Monday, 3 November 2014

To Drink or Not to Drink: That is the Question

Minority rights in Pakistan are in the news as of late, at least as far as English-language publications are concerned. Today's blog post deals with a couple of news stories on recent attempts to change legislation pertaining to the consumption of alcohol in Pakistan and its legal ramifications. 

(You can find the stories here, here, and here)

The first story talks about a petition filed by the Federal Shariat Court, or simply FSC (the body responsible for ensuring that all legislation done in Pakistan is in compliance with Islamic law), in the Supreme Court to revise the punishment for drinking alcohol. 

The interesting thing to note is that 'Justice Ejaz Afzal Khan observed that there was no absolute prohibition of drinking in the Qur'an as it was only restraint.'  

Such statements have been made previously by religious scholars. Examples include the late Fazlur Rehman Malik, who stated on national TV that 'drinking alcohol was a not a major sin in Islam and that alcoholic beverages with less than 5 per cent alcoholic content should not be considered unlawful'. 

Of course, most Muslims will disagree. However, it is true that there are some verses in the Holy Qur'an which give the notion that drinking alcohol is allowed under specific conditions.

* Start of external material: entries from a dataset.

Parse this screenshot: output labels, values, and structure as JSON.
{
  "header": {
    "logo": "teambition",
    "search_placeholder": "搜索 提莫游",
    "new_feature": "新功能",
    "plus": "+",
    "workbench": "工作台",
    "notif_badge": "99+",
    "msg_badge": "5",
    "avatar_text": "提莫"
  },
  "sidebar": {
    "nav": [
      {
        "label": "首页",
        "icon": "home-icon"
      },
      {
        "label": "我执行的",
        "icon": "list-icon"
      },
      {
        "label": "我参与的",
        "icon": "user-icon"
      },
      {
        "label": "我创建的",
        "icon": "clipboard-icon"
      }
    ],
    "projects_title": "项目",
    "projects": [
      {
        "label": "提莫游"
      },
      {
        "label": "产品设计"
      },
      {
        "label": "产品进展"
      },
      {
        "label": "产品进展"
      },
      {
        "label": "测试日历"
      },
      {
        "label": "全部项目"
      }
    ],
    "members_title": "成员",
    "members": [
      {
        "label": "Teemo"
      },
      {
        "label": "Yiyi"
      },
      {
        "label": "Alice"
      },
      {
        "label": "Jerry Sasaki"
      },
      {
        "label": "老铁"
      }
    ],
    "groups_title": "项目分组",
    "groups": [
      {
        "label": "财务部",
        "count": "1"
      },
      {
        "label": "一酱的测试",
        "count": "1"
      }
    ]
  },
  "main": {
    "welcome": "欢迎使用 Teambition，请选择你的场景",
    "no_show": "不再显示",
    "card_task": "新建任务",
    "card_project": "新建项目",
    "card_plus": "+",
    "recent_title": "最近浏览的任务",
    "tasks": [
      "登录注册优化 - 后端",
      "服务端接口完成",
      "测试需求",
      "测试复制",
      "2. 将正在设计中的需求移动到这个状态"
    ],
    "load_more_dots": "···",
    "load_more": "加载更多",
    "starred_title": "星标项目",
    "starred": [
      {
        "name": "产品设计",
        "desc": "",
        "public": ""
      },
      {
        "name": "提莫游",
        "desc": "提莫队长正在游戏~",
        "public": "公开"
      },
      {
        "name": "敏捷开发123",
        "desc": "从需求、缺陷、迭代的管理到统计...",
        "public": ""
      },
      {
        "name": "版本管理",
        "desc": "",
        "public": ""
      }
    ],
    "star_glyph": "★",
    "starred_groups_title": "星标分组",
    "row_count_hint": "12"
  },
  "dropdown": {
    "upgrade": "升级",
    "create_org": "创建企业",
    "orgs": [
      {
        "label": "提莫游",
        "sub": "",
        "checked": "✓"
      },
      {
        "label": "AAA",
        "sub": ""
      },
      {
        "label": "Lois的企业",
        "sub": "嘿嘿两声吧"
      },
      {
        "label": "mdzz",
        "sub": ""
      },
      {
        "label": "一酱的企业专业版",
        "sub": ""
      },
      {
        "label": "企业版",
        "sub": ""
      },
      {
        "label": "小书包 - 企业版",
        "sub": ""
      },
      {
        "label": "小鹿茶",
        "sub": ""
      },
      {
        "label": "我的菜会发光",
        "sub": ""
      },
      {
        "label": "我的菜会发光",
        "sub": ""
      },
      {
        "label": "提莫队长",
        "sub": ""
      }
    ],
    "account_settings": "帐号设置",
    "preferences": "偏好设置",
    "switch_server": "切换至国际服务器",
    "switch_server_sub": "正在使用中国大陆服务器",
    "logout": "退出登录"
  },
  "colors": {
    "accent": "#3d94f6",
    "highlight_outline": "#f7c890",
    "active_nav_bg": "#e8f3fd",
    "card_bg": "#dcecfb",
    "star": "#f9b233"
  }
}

Observe:

'O you who believe! Approach not As-Salat (the prayer) when you are in a drunken state until you know (the meaning) of what you utter....' Sura 4:43

 They ask you (O Muhammad SAW) concerning alcoholic drink and gambling. Say: "In them is a great sin, and (some) benefit for men, but the sin of them is greater than their benefit." 2:219
As you can see, these verse do not forbid the use of alcohol even though the substance itself is criticized. However, Muslims scholars say that these verses were abrogated by 5:90, which reads:
O ye who believe! Intoxicants and gambling, (dedication of) stones, and (divination by) arrows, are an abomination, - of Satan's handwork: eschew such (abomination), that ye may prosper.

The rationale presented here is that the Holy Qur'an increased the force with which alcohol was condemned gradually so that people can naturally give up the habit. Fair enough, but the problem is that the holy book of Islam is not arranged chronologically. So, it needs to be proven beyond the shadow of doubt which chapter was 'revealed' when in order to subscribe to the popular argument of abrogation.

Now let's move on to the other two stories, which are inter-related. Apparently, Christian and Hindu MPAs are trying to pass a bill in the Parliament that bans alcohol for non-Muslims. 

You see, alcohol is banned in Pakistan, but it can be imported and manufactured locally for non-Muslims. 

The politicians pressing for the ban are right in stating that by banning alcohol for Muslims while making it's distribution open for non-Muslims creates a constitutional bias against religious minorities. And more than that, Christians and Hindus are often mocked as drunkards by the majority. 

The bill also says that the ruling on alcohol has often lead to corrupt police officials creating 'fake, false, frivolous cases against minorities'. This is true, however, the bill ignores the fact that whether alcohol is banned or not, minorities will continue to be harassed and persecuted.

But why ban the drink altogether? The Bible- just like the Holy Qur'an and other religious texts-talks about the side-effects of alcohol consumption (which any good doctor can also tell you). However, the Bible also calls gluttony and adultery sins worthy of eternal punishments. But does that does not mean we outlaw food and sex. 

I am not aware of what Hinduism teaches in this respect. I have yet to open the translation of the Bhagvad Gita that I enthusiastically purchased a few months back. 

So in conclusion I would say that not only is there a need for a more open and in-depth discussion of what each religion teaches about alcohol consumption, but any legislation shouldn't ignore the fact that drinking is a social reality. 

What do you think? Please state your religion as well when you comment.